■ WHAT THE TASK ASKS: Your answer should repeat every line of the records below in which the word "icon" appears.

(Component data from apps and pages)
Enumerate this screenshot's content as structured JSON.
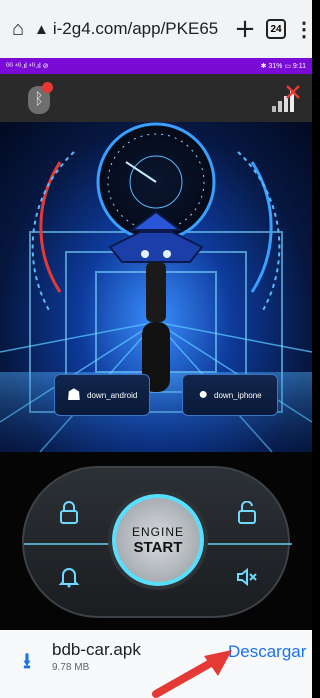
{
  "browser": {
    "url": "i-2g4.com/app/PKE65",
    "tab_count": "24",
    "home_icon": "home-icon",
    "new_tab_icon": "plus-icon",
    "menu_icon": "more-vert-icon"
  },
  "status_bar": {
    "left": "ᴳᴳ ⁴ᴳ.ıl ⁴ᴳ.ıl ⊘",
    "right": "✱ 31% ▭ 9:11"
  },
  "app": {
    "bluetooth_icon": "bluetooth-icon",
    "signal_icon": "signal-off-icon",
    "download_android_label": "down_android",
    "download_iphone_label": "down_iphone",
    "engine_line1": "ENGINE",
    "engine_line2": "START",
    "controls": [
      "lock-icon",
      "unlock-icon",
      "bell-icon",
      "mute-icon"
    ]
  },
  "download": {
    "file_name": "bdb-car.apk",
    "file_size": "9.78 MB",
    "action_label": "Descargar"
  },
  "colors": {
    "accent": "#1a73e8",
    "status_bar": "#7a0bd6",
    "glow": "#6fd9ff",
    "arrow": "#e53935"
  }
}
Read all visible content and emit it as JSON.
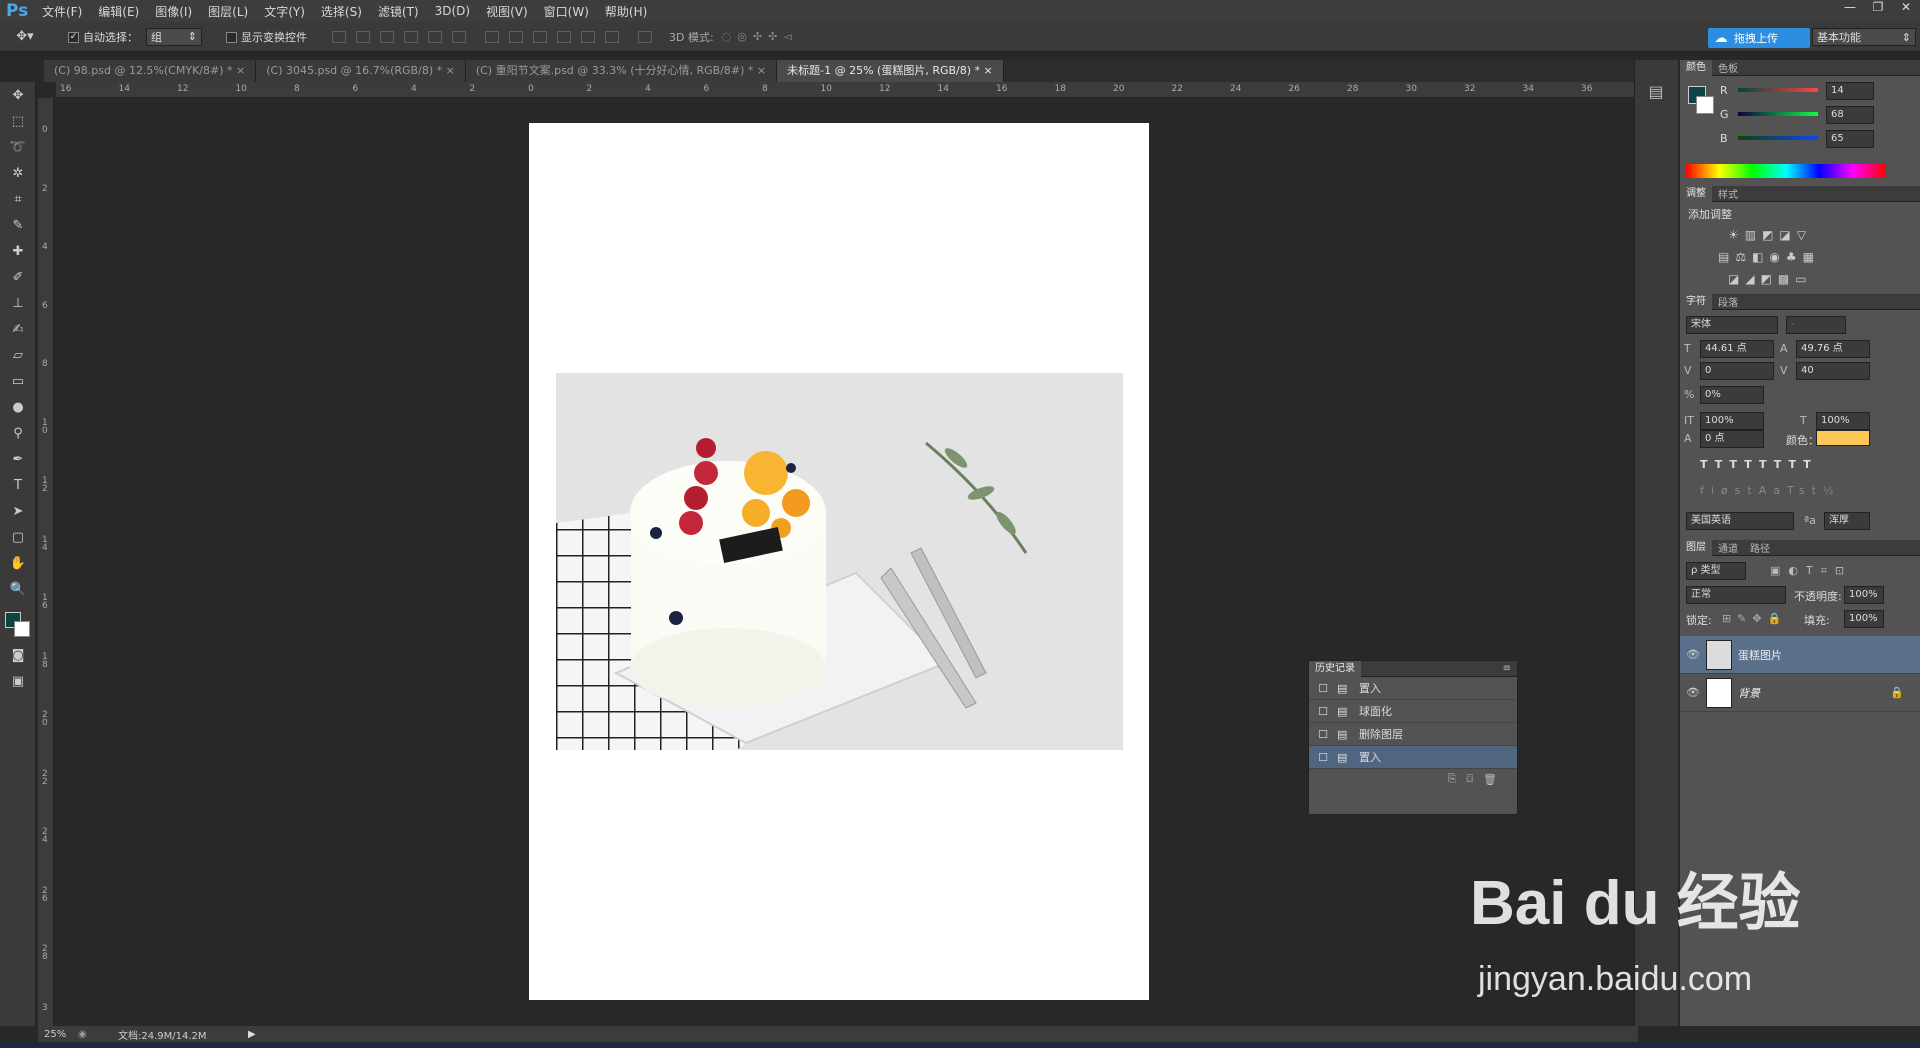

■ RESULT OF THE EXERCISE:
    "home_icon": "home-icon",
    "new_tab_icon": "plus-icon",
    "menu_icon": "more-vert-icon"
    "bluetooth_icon": "bluetooth-icon",
    "signal_icon": "signal-off-icon",
      "lock-icon",
      "unlock-icon",
      "bell-icon",
      "mute-icon"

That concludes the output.